CAPE TOWN - A coordinated response to South Africa’s economic woes was tackled in Finance Minister Malusi Gigaba's maiden Budget Speech, where he detailed how the 14 point plan will be achieved.
According to Gigaba, the fiscal framework has improved markedly since the October medium term budget speech.
"That opportunity comes from a stronger rand and favourable inflation outlook. That opportunity comes from the strong partnership which has been forged between all the social partners to prevent further ratings downgrades, and remove obstacles to investment, growth and job creation. That opportunity comes from improving confidence, as business and consumers have responded positively to political developments over the last three months, and are anticipating progressive, ethical and decisive leadership from government", said Gigaba.
He noted that at the time of the MTBPS, government debt was on an unsustainable path.
This was further weighed down with the announcement of free higher education, announced under the former leadership this year.
On an optimistic note, he said that new tax measures will raise an additional R36 billion in 2018/19 " mainly through a higher VAT rate and below-inflation adjustments to personal income tax brackets".
He also noted revisions over the next three years to government's spending framework.
- Expenditure reductions approved by Cabinet amounting to R85 billion.
- An allocation of R57 billion for fee-free higher education and training.
- Additions to the contingency reserve amounting to R10 billion.
Gigaba said that public procurement is worth hundreds of billions of rands annually and it is critical to change the production and ownership patterns to empower black people, women and the youth.
Following amendments to the Preferential Procurement Regulations became effective in April 2017, Gigaba said that the Public Procurement Bill will be submitted to Cabinet in March 2018 for gazetting for public comments.
State Owned Companies
Gigaba reassured that government will ensure that state owned companies are run sustainably and contributes to national development.
"Government recognizes that the business models of some SOCs are unsustainable, and their capital structures too reliant on debt. To confront these issues, we will assist them to develop and implement robust turnaround plans.This needs to be part of a holistic reform programme which considers the role we want SOCs to play in our economic development.
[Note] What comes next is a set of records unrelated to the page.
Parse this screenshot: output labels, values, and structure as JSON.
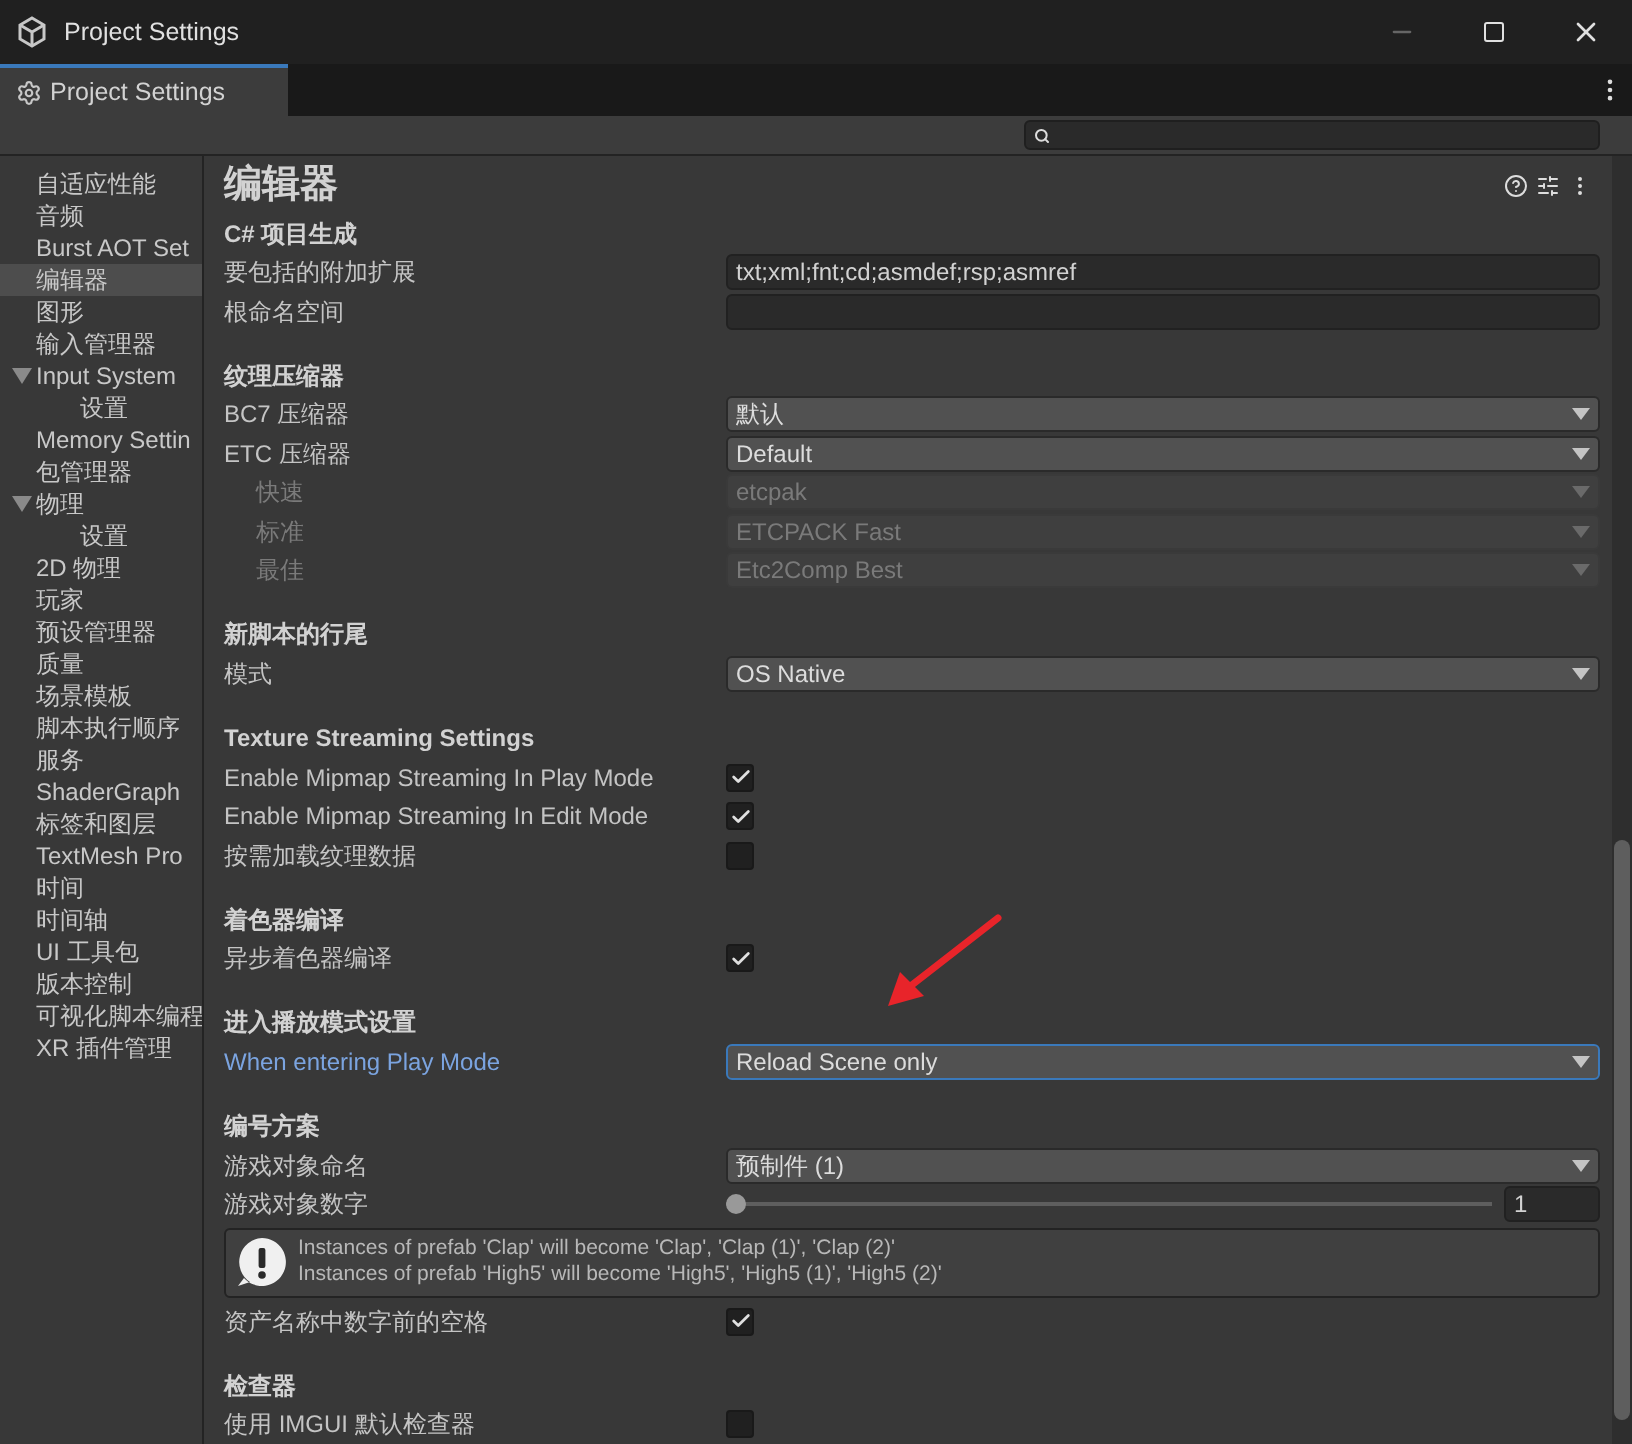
{
  "window": {
    "title": "Project Settings"
  },
  "tabs": [
    {
      "label": "Project Settings",
      "selected": true
    }
  ],
  "sidebar": {
    "items": [
      {
        "label": "自适应性能",
        "selected": false
      },
      {
        "label": "音频",
        "selected": false
      },
      {
        "label": "Burst AOT Set",
        "selected": false
      },
      {
        "label": "编辑器",
        "selected": true
      },
      {
        "label": "图形",
        "selected": false
      },
      {
        "label": "输入管理器",
        "selected": false
      },
      {
        "label": "Input System",
        "selected": false,
        "expanded": true,
        "children": [
          {
            "label": "设置",
            "selected": false
          }
        ]
      },
      {
        "label": "Memory Settin",
        "selected": false
      },
      {
        "label": "包管理器",
        "selected": false
      },
      {
        "label": "物理",
        "selected": false,
        "expanded": true,
        "children": [
          {
            "label": "设置",
            "selected": false
          }
        ]
      },
      {
        "label": "2D 物理",
        "selected": false
      },
      {
        "label": "玩家",
        "selected": false
      },
      {
        "label": "预设管理器",
        "selected": false
      },
      {
        "label": "质量",
        "selected": false
      },
      {
        "label": "场景模板",
        "selected": false
      },
      {
        "label": "脚本执行顺序",
        "selected": false
      },
      {
        "label": "服务",
        "selected": false
      },
      {
        "label": "ShaderGraph",
        "selected": false
      },
      {
        "label": "标签和图层",
        "selected": false
      },
      {
        "label": "TextMesh Pro",
        "selected": false
      },
      {
        "label": "时间",
        "selected": false
      },
      {
        "label": "时间轴",
        "selected": false
      },
      {
        "label": "UI 工具包",
        "selected": false
      },
      {
        "label": "版本控制",
        "selected": false
      },
      {
        "label": "可视化脚本编程",
        "selected": false
      },
      {
        "label": "XR 插件管理",
        "selected": false
      }
    ]
  },
  "page": {
    "title": "编辑器",
    "rows": [
      {
        "kind": "header",
        "label": "C# 项目生成"
      },
      {
        "kind": "text",
        "label": "要包括的附加扩展",
        "value": "txt;xml;fnt;cd;asmdef;rsp;asmref"
      },
      {
        "kind": "text",
        "label": "根命名空间"
      },
      {
        "kind": "space"
      },
      {
        "kind": "header",
        "label": "纹理压缩器"
      },
      {
        "kind": "dropdown",
        "label": "BC7 压缩器",
        "value": "默认",
        "disabled": false
      },
      {
        "kind": "dropdown",
        "label": "ETC 压缩器",
        "value": "Default",
        "disabled": false,
        "children": [
          {
            "kind": "dropdown",
            "label": "快速",
            "value": "etcpak",
            "disabled": true
          },
          {
            "kind": "dropdown",
            "label": "标准",
            "value": "ETCPACK Fast",
            "disabled": true
          },
          {
            "kind": "dropdown",
            "label": "最佳",
            "value": "Etc2Comp Best",
            "disabled": true
          }
        ]
      },
      {
        "kind": "space"
      },
      {
        "kind": "header",
        "label": "新脚本的行尾"
      },
      {
        "kind": "dropdown",
        "label": "模式",
        "value": "OS Native",
        "disabled": false
      },
      {
        "kind": "space"
      },
      {
        "kind": "header",
        "label": "Texture Streaming Settings"
      },
      {
        "kind": "checkbox",
        "label": "Enable Mipmap Streaming In Play Mode",
        "checked": true
      },
      {
        "kind": "checkbox",
        "label": "Enable Mipmap Streaming In Edit Mode",
        "checked": true
      },
      {
        "kind": "checkbox",
        "label": "按需加载纹理数据",
        "checked": false
      },
      {
        "kind": "space"
      },
      {
        "kind": "header",
        "label": "着色器编译"
      },
      {
        "kind": "checkbox",
        "label": "异步着色器编译",
        "checked": true
      },
      {
        "kind": "space"
      },
      {
        "kind": "header",
        "label": "进入播放模式设置"
      },
      {
        "kind": "dropdown",
        "label": "When entering Play Mode",
        "value": "Reload Scene only",
        "disabled": false,
        "focused": true
      },
      {
        "kind": "space"
      },
      {
        "kind": "header",
        "label": "编号方案"
      },
      {
        "kind": "dropdown",
        "label": "游戏对象命名",
        "value": "预制件 (1)",
        "disabled": false
      },
      {
        "kind": "slider",
        "label": "游戏对象数字",
        "value": "1",
        "level": 0
      },
      {
        "kind": "helpbox",
        "lines": [
          "Instances of prefab 'Clap' will become 'Clap', 'Clap (1)', 'Clap (2)'",
          "Instances of prefab 'High5' will become 'High5', 'High5 (1)', 'High5 (2)'"
        ]
      },
      {
        "kind": "checkbox",
        "label": "资产名称中数字前的空格",
        "checked": true
      },
      {
        "kind": "space"
      },
      {
        "kind": "header",
        "label": "检查器"
      },
      {
        "kind": "checkbox",
        "label": "使用 IMGUI 默认检查器",
        "checked": false
      }
    ]
  }
}
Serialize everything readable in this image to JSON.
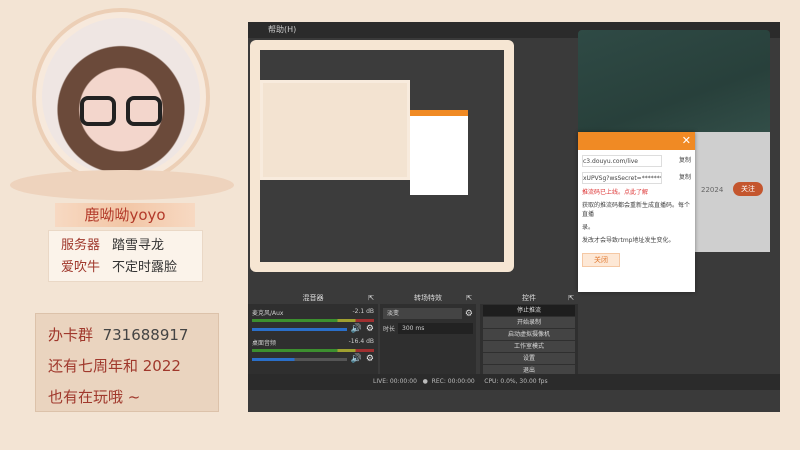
{
  "streamer": {
    "name": "鹿呦呦yoyo",
    "tags": [
      [
        "服务器",
        "踏雪寻龙"
      ],
      [
        "爱吹牛",
        "不定时露脸"
      ]
    ]
  },
  "card": {
    "line1_label": "办卡群",
    "line1_num": "731688917",
    "line2": "还有七周年和 2022",
    "line3": "也有在玩哦 ~"
  },
  "obs": {
    "menu": "帮助(H)",
    "mixer": {
      "title": "混音器",
      "channels": [
        {
          "name": "麦克风/Aux",
          "db": "-2.1 dB"
        },
        {
          "name": "桌面音频",
          "db": "-16.4 dB"
        }
      ]
    },
    "transitions": {
      "title": "转场特效",
      "selected": "淡变",
      "duration_label": "时长",
      "duration": "300 ms"
    },
    "controls": {
      "title": "控件",
      "buttons": [
        "停止推流",
        "开始录制",
        "启动虚拟摄像机",
        "工作室模式",
        "设置",
        "退出"
      ]
    },
    "status": {
      "live": "LIVE: 00:00:00",
      "rec": "REC: 00:00:00",
      "cpu": "CPU: 0.0%, 30.00 fps"
    }
  },
  "dialog": {
    "server": "c3.douyu.com/live",
    "copy1": "复制",
    "key": "xUPVSg?wsSecret=***********",
    "copy2": "复制",
    "notice": "推流码已上线。点此了解",
    "text1": "获取的推流码都会重新生成直播码。每个直播",
    "text2": "录。",
    "text3": "发改才会导致rtmp地址发生变化。",
    "ok": "关闭",
    "count": "22024",
    "follow": "关注"
  }
}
Some will require restructuring with equity investment", said Gigaba.
Meanwhile, Gigaba in July last year stated his vision for the inclusive 14 point plan to grow the economy.
Gigaba told journalists in Johannesburg that althrough the action plan the government was demonstrating that it was taking steps to grow the economy.
"I am confident that we can achieve higher growth as a platform to achieving a 3 % growth that can go up 6 %,” he said, adding that the plan would help address the triple challenges of poverty, unemployment and inequality".